The people need to be horizontal thinkers, but they also need to be vertical thinkers. IDEO prizes what they call “T-shaped” thinkers; thinkers that have bone-deep know-how in a particular area and yet have broad, know-what in many areas. T-shape thinkers embody the contradictions between repetition and innovation, discipline and freedom within themselves. It is this ambidextrous ability to handle paradox that allows them to thrive in a would-be ambidextrous organization. Those who are pure “vertical” thinkers are unlikely to get along with others who are purely “horizontal”. For cooperation and collaboration each must carry the seeds of the other within them. Fortunately we all seem to be capable of both, provided the organizational context is supportive.
It is difficult to imagine how this kind of support could be forthcoming in large, established organizations, with their power hierarchies and “herding dynamics”, dedicated to the maximization of shareholder value. Indeed the contexts required are so antithetical to those present in many large organizations that it’s not surprising that they outsource these activities to outfits like IDEO and Jump Associates. In their view at least it keeps the “crazies” in the asylum.
We need to revisit the conceptual foundations of the corporation For several years now I have been working on a fusion of management concepts with those from ecology, breaking from the bondage of neoclassical economics. Ecology or “ecologics”, as I prefer to call it, is the field of “both/and”, rather than “either/or”. It combines exchange and reciprocity, competition and cooperation, hierarchies and networks, economy and community, art and science, possibility and probability. Name just about any management paradox or apparent contradiction and you can find an ecosystem that embraces both poles successfully.
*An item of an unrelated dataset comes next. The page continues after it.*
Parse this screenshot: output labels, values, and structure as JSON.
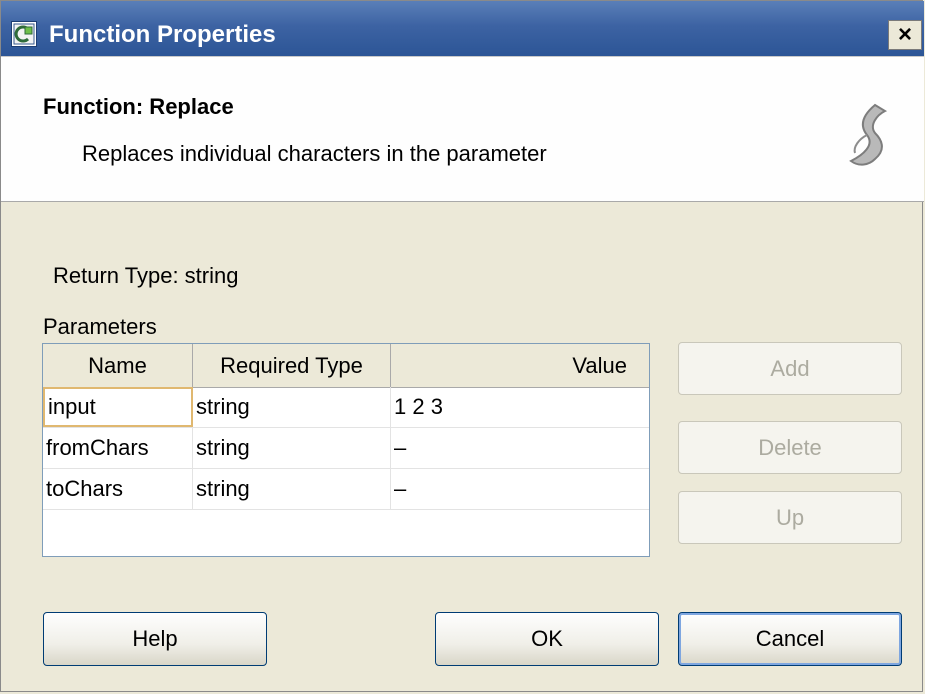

The objective of such organizations is sustainability, not maximization, and they operate in a world of constant change that never approaches equilibrium. They are naturally ambidextrous.
An ecological perspective accepts our human nature as it is; an ancient selfishness, overlaid with a thick layer of cooperation and finished with a thin, shiny veneer of reason. We are rational, but it is a deep, ecological rationality, not the rationality of Star Trek’s Mr. Spock, favored by neoclassical economics. We can “think” in as many ways as we experience the world and have a huge capacity to express one kind of experience in terms of another. This is the associative capacity that allows us to mash together ideas from different domains to create novel integrations – “beautiful thirds”. All we need to do is to build structures and processes that supply the contexts and the dynamics to support it. Firms like 3M show that it can be done, but it became that way of necessity early in its life. It’s much harder to start in well-established organizations and even more difficult to sustain when the efforts pay off and the organization achieves success and power.”
Alfred North Whitehead once wrote that “The justification for a university is that it preserves the connection between knowledge and the zest for life…imagination is not to be divorced from the facts, it is a way of illuminating the facts…The task of the university is to weld together imagination and experience.” Amen to that.
image credit: discovery.com
David K. Hurst is a speaker, writer and educator on management. His forthcoming book is The New Ecology of Leadership: Business Mastery in a Chaotic World (Columbia University Press). Visit him at www.davidkhurst.com.